The great black-backed gull (Larus marinus) is the gull family’s largest member. The Cornell Lab of Ornithology refers to it as “the king of the Atlantic waterfront” due to its aggressive nature as a hunter, pirate, and scavenger. It breeds around the European and North American shores and islands of the North Atlantic and is a rather stationary species, however occasional individuals migrate further south or inland to major lakes or reservoirs.
Quick Overview: Larus Marinus – Great Black-Backed Gull
Body size: Around 25-31 in (64-79 cm) and a weight of 1814 g (64 oz)
Main colors: White, Black, Red, Pink, Yellow
Range: Eastern United States
Migratory Bird: Yes
Best time of the year to see in the U.S.: January, February, December
Conservation Status: Least Concern
Great black-backed Gull Description
The largest gull in the world. Whitehead, black upperparts, and white underparts; huge yellow bill with a red patch on the lower mandible; pale-eyed with a red orbital ring; pink legs and feet.
These birds have a length of 25-31 in (64-79 cm) and a weight of 1814 g (64 oz). Their wings could range from 60-65 in (152-165 cm).
Omnivorous. Carrion, fish, mollusks, crustaceans, marine worms, insects, rodents, and berries are all part of the diet, as are the adults, young, and eggs of other birds.

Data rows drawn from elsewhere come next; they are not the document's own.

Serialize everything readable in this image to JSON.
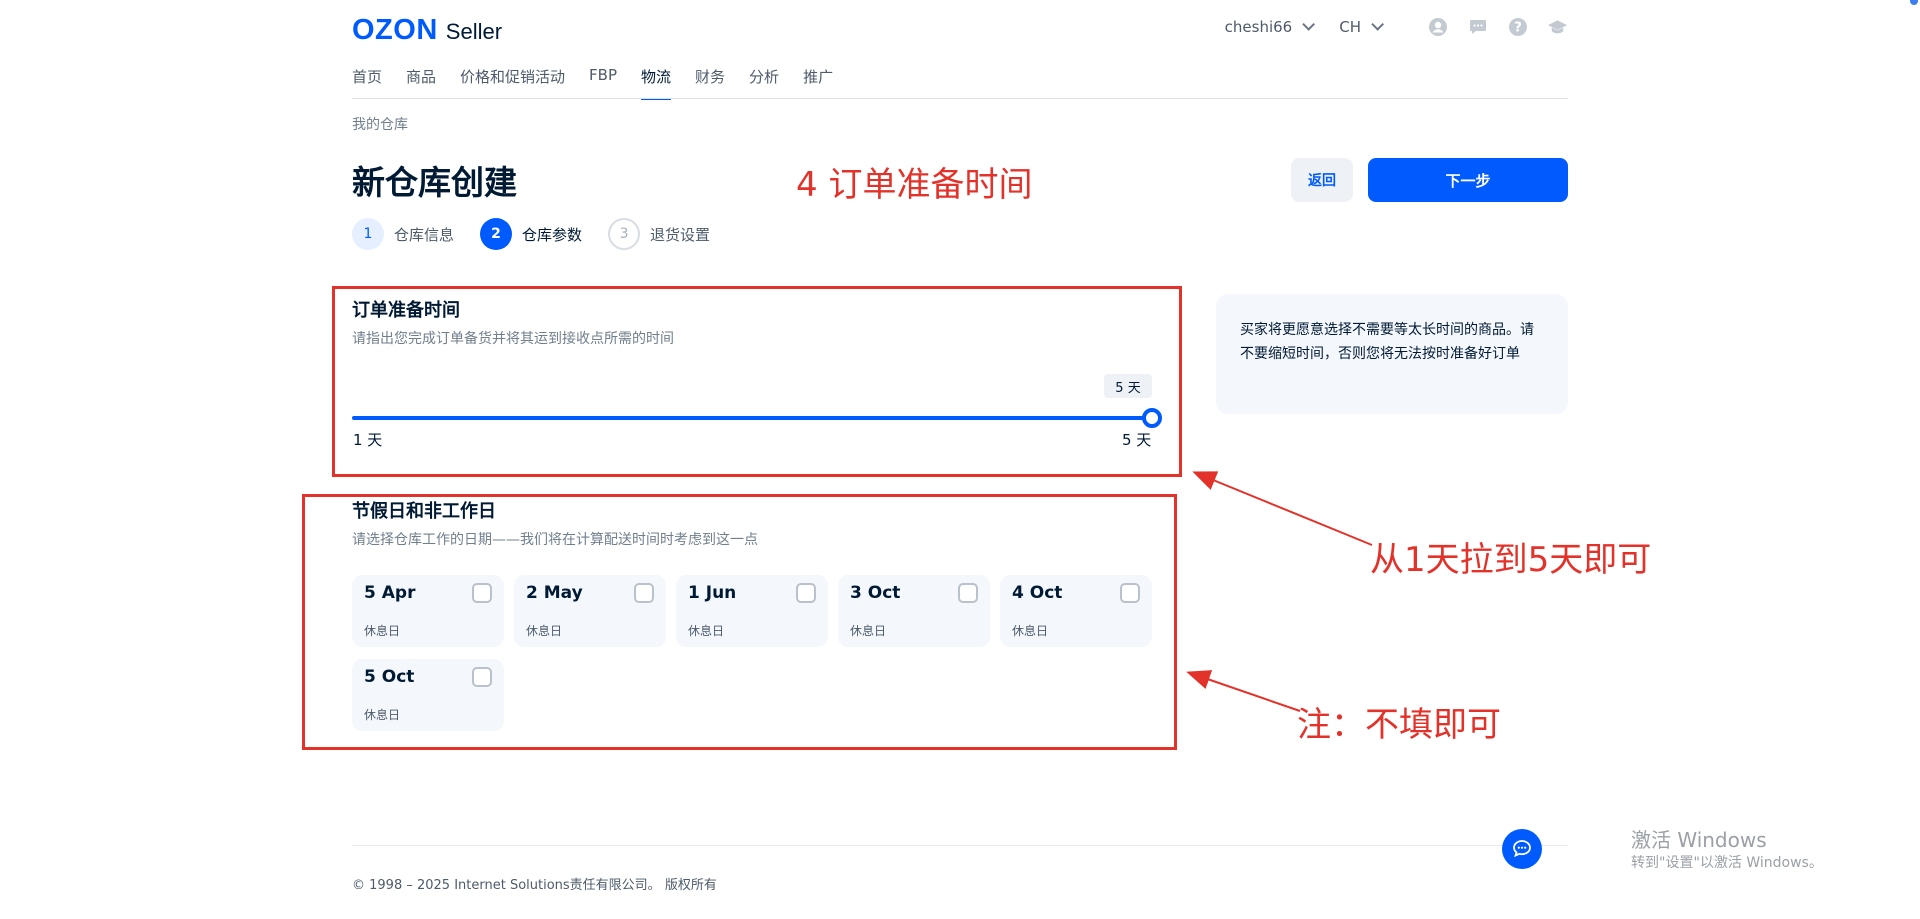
{
  "header": {
    "logo_brand": "OZON",
    "logo_product": "Seller",
    "account": "cheshi66",
    "language": "CH",
    "icons": [
      "user-icon",
      "chat-icon",
      "help-icon",
      "education-icon"
    ]
  },
  "nav": {
    "items": [
      {
        "label": "首页"
      },
      {
        "label": "商品"
      },
      {
        "label": "价格和促销活动"
      },
      {
        "label": "FBP"
      },
      {
        "label": "物流",
        "active": true
      },
      {
        "label": "财务"
      },
      {
        "label": "分析"
      },
      {
        "label": "推广"
      }
    ]
  },
  "breadcrumb": "我的仓库",
  "page_title": "新仓库创建",
  "buttons": {
    "back": "返回",
    "next": "下一步"
  },
  "steps": [
    {
      "num": "1",
      "label": "仓库信息",
      "state": "done"
    },
    {
      "num": "2",
      "label": "仓库参数",
      "state": "current"
    },
    {
      "num": "3",
      "label": "退货设置",
      "state": "todo"
    }
  ],
  "prep_time": {
    "title": "订单准备时间",
    "desc": "请指出您完成订单备货并将其运到接收点所需的时间",
    "value_label": "5 天",
    "value": 5,
    "min": 1,
    "max": 5,
    "min_label": "1 天",
    "max_label": "5 天"
  },
  "tip": "买家将更愿意选择不需要等太长时间的商品。请不要缩短时间，否则您将无法按时准备好订单",
  "holidays": {
    "title": "节假日和非工作日",
    "desc": "请选择仓库工作的日期——我们将在计算配送时间时考虑到这一点",
    "items": [
      {
        "date": "5 Apr",
        "sub": "休息日",
        "checked": false
      },
      {
        "date": "2 May",
        "sub": "休息日",
        "checked": false
      },
      {
        "date": "1 Jun",
        "sub": "休息日",
        "checked": false
      },
      {
        "date": "3 Oct",
        "sub": "休息日",
        "checked": false
      },
      {
        "date": "4 Oct",
        "sub": "休息日",
        "checked": false
      },
      {
        "date": "5 Oct",
        "sub": "休息日",
        "checked": false
      }
    ]
  },
  "annotations": {
    "heading": "4 订单准备时间",
    "slider_note": "从1天拉到5天即可",
    "holiday_note": "注：不填即可",
    "color": "#e2322a"
  },
  "footer": "© 1998 – 2025 Internet Solutions责任有限公司。 版权所有",
  "watermark": {
    "line1": "激活 Windows",
    "line2": "转到\"设置\"以激活 Windows。"
  },
  "colors": {
    "accent": "#005bff",
    "text": "#001a34",
    "muted": "#707f8d"
  }
}
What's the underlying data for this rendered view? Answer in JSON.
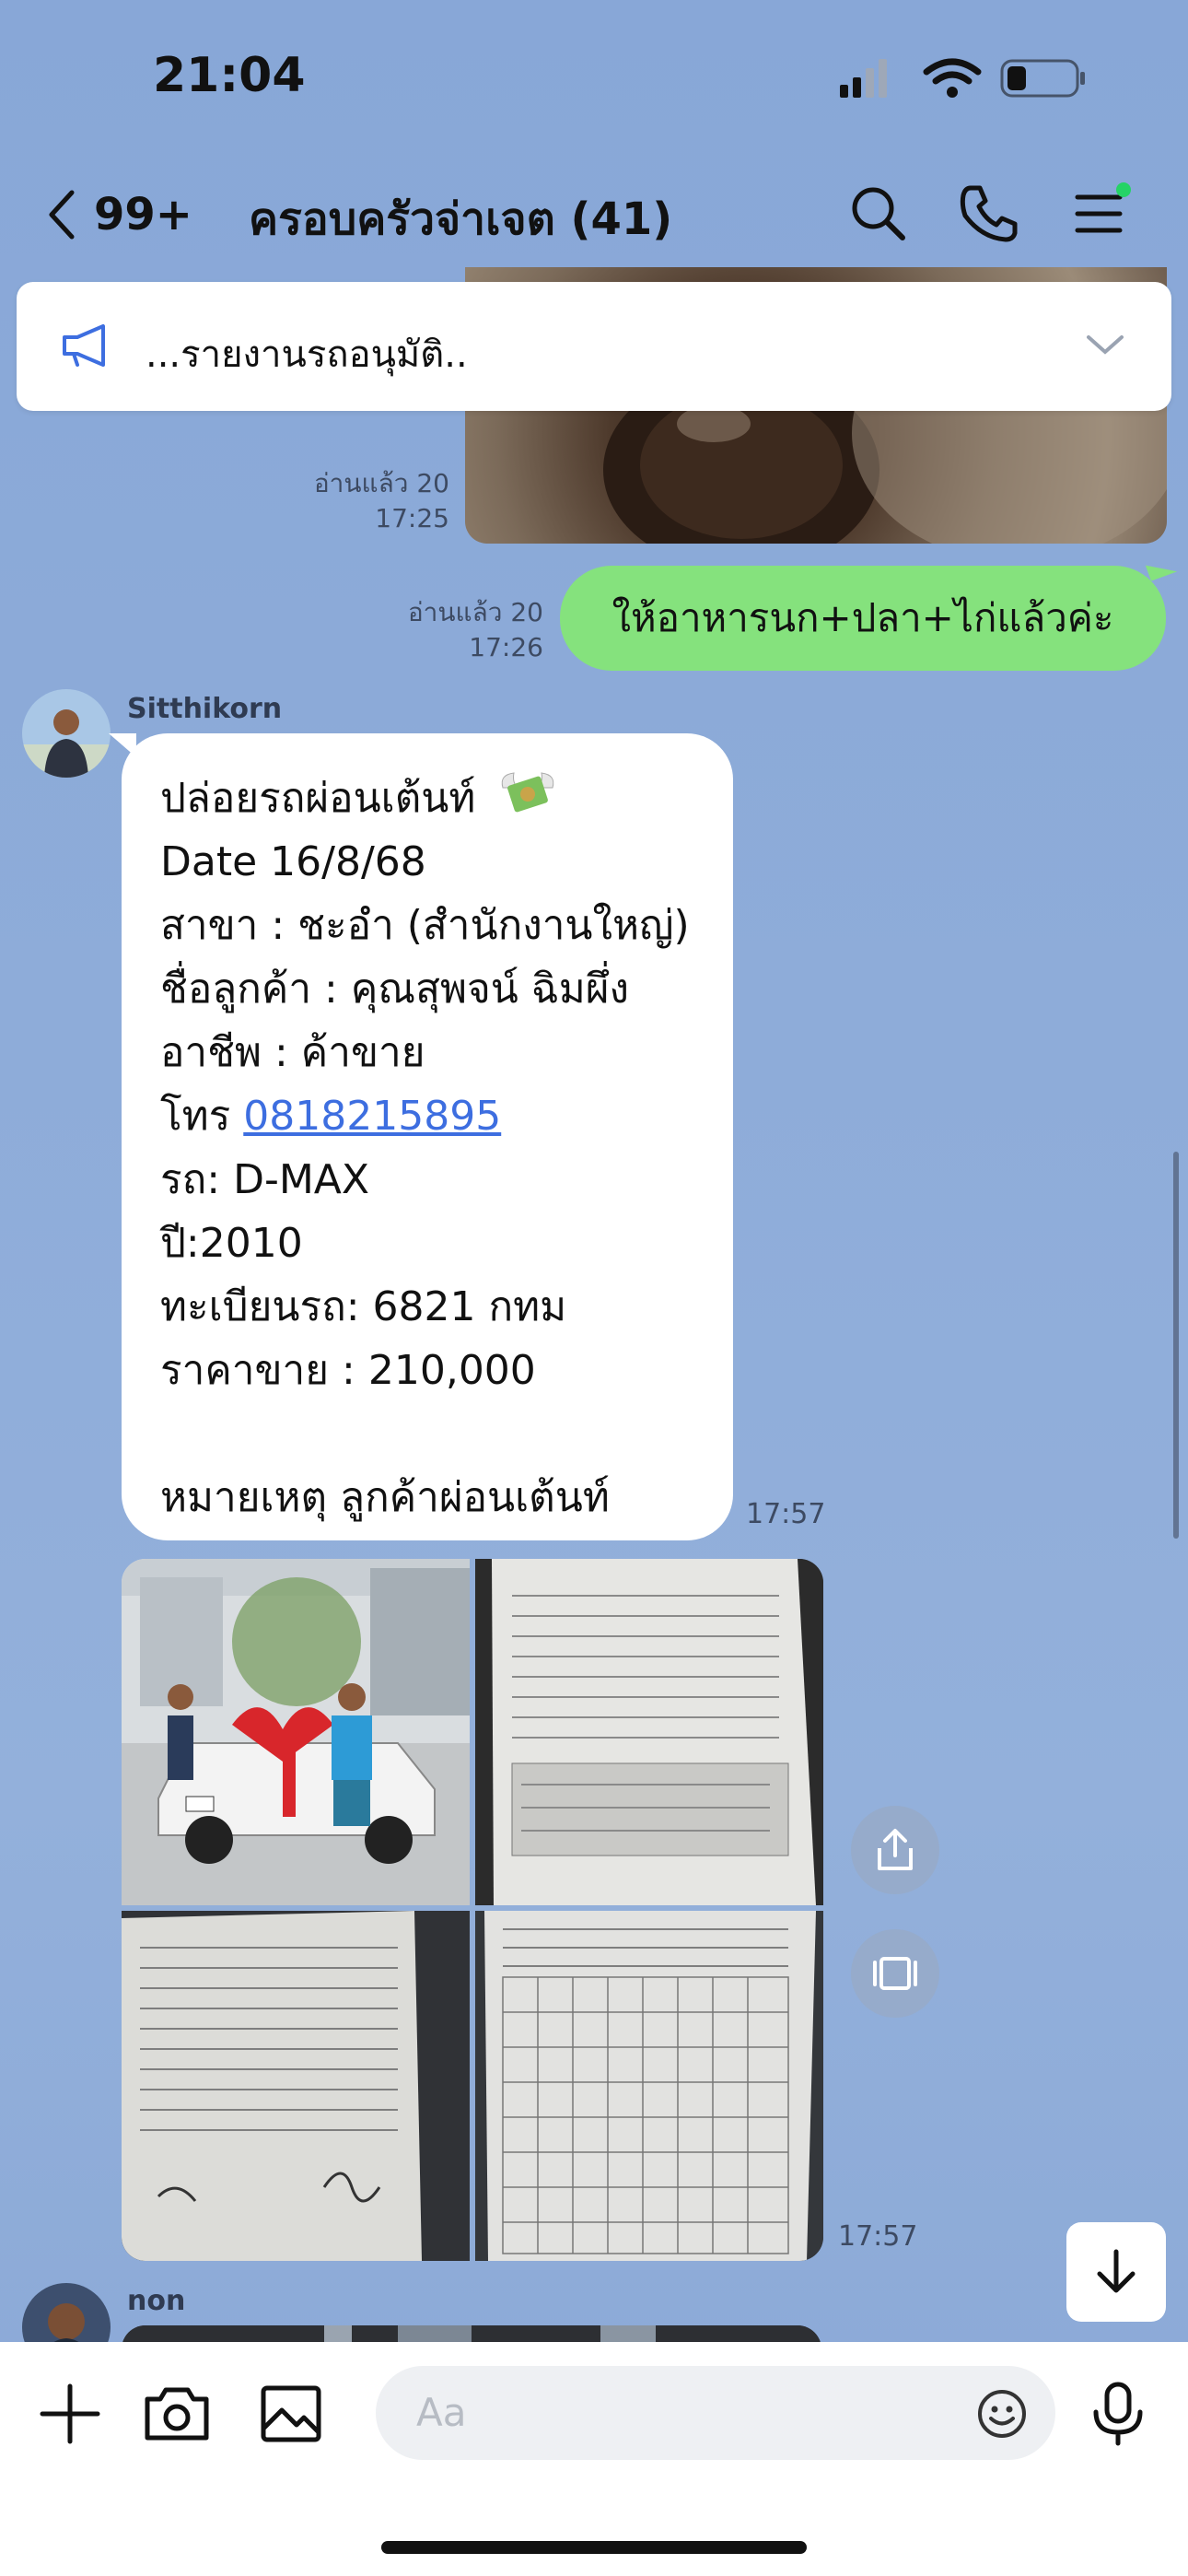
{
  "status_bar": {
    "time": "21:04"
  },
  "header": {
    "back_count": "99+",
    "title": "ครอบครัวจ่าเจต (41)",
    "online_dot_color": "#25d366"
  },
  "announcement": {
    "text": "...รายงานรถอนุมัติ.."
  },
  "messages": {
    "video_read": {
      "read": "อ่านแล้ว 20",
      "time": "17:25"
    },
    "outgoing": {
      "read": "อ่านแล้ว 20",
      "time": "17:26",
      "text": "ให้อาหารนก+ปลา+ไก่แล้วค่ะ"
    },
    "incoming": {
      "sender": "Sitthikorn",
      "time": "17:57",
      "lines": [
        "ปล่อยรถผ่อนเต้นท์",
        "Date 16/8/68",
        "สาขา : ชะอำ (สำนักงานใหญ่)",
        "ชื่อลูกค้า : คุณสุพจน์  ฉิมผึ่ง",
        "อาชีพ :  ค้าขาย",
        "โทร ",
        "รถ: D-MAX",
        "ปี:2010",
        "ทะเบียนรถ:  6821 กทม",
        "ราคาขาย : 210,000",
        "",
        "หมายเหตุ  ลูกค้าผ่อนเต้นท์"
      ],
      "phone": "0818215895"
    },
    "photos": {
      "time": "17:57",
      "count": 4
    },
    "next_sender": "non"
  },
  "input": {
    "placeholder": "Aa"
  }
}
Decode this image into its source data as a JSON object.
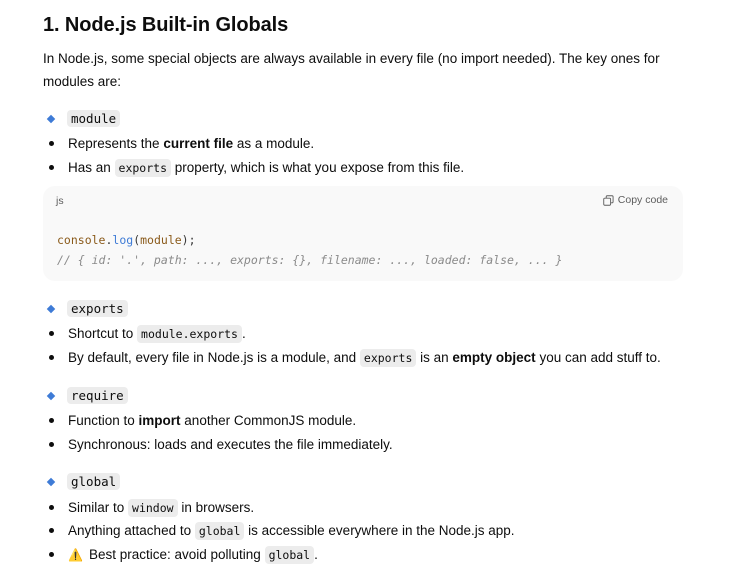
{
  "heading": "1. Node.js Built-in Globals",
  "intro": "In Node.js, some special objects are always available in every file (no import needed). The key ones for modules are:",
  "sections": {
    "module": {
      "name": "module",
      "b1_pre": "Represents the ",
      "b1_bold": "current file",
      "b1_post": " as a module.",
      "b2_pre": "Has an ",
      "b2_code": "exports",
      "b2_post": " property, which is what you expose from this file."
    },
    "code": {
      "lang": "js",
      "copy_label": "Copy code",
      "line1_obj": "console",
      "line1_dot": ".",
      "line1_fn": "log",
      "line1_paren_open": "(",
      "line1_arg": "module",
      "line1_paren_close": ");",
      "line2": "// { id: '.', path: ..., exports: {}, filename: ..., loaded: false, ... }"
    },
    "exports": {
      "name": "exports",
      "b1_pre": "Shortcut to ",
      "b1_code": "module.exports",
      "b1_post": ".",
      "b2_pre": "By default, every file in Node.js is a module, and ",
      "b2_code": "exports",
      "b2_mid": " is an ",
      "b2_bold": "empty object",
      "b2_post": " you can add stuff to."
    },
    "require": {
      "name": "require",
      "b1_pre": "Function to ",
      "b1_bold": "import",
      "b1_post": " another CommonJS module.",
      "b2": "Synchronous: loads and executes the file immediately."
    },
    "global": {
      "name": "global",
      "b1_pre": "Similar to ",
      "b1_code": "window",
      "b1_post": " in browsers.",
      "b2_pre": "Anything attached to ",
      "b2_code": "global",
      "b2_post": " is accessible everywhere in the Node.js app.",
      "b3_icon": "⚠️",
      "b3_pre": "Best practice: avoid polluting ",
      "b3_code": "global",
      "b3_post": "."
    }
  },
  "colors": {
    "accent_diamond": "#3e7bd6",
    "code_bg": "#f9f9f9",
    "inline_code_bg": "#ececec"
  }
}
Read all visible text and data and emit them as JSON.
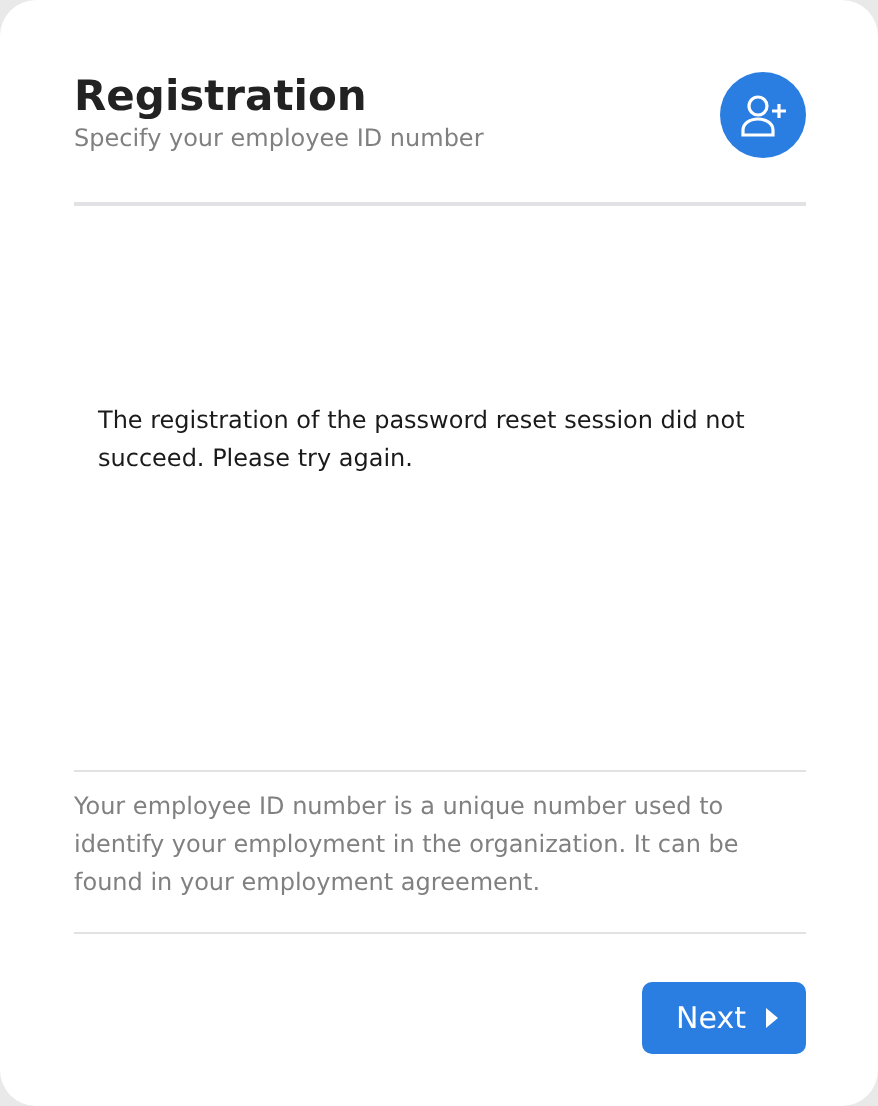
{
  "header": {
    "title": "Registration",
    "subtitle": "Specify your employee ID number"
  },
  "message": "The registration of the password reset session did not succeed. Please try again.",
  "info": "Your employee ID number is a unique number used to identify your employment in the organization. It can be found in your employment agreement.",
  "buttons": [
    {
      "label": "Next"
    }
  ]
}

The great black-backed gull inhabits a variety of coastal environments, including rocky and sandy beaches and estuaries, as well as inland wetland habitats, including lakes, ponds, rivers, wet fields, and moorland. While they range inland, they are often found within striking distance of major bodies of water.
The Cornell Lab of Ornithology refers to it as “the king of the Atlantic waterfront” due to its aggressive nature as a hunter, pirate, and scavenger.
Larus Marinus Scientific Classification
- Kingdom: Animalia
- Phylum: Chordata
- Subphylum: Chelicerata
- Class: Aves
- Order: Chordata
- Family: Laridae
- Genus: Larus
- Species: Larus marinus
Best time of the year to see
The best time to see these birds in the United States is during the winter season (December to February).
Distribution of the Great black-backed Gull owl in the USA
Breeds in northeastern North America between North Carolina and Newfoundland and Labrador, as well as on Greenland’s west coast. Summers are spent further south along the Atlantic Coast, in Florida, and occasionally inland to the Great Plains. Additionally, it is prevalent across northwestern Europe.
The Great black-backed Gull can be found in the following states in the United States – Delaware, Maryland, Kentucky, Tennessee, Virginia, West Virginia, South Carolina, Georgia, Alabama, Mississippi, Wisconsin, Minnesota, Nebraska, Colorado, Texas, Kansas, and Oklahoma.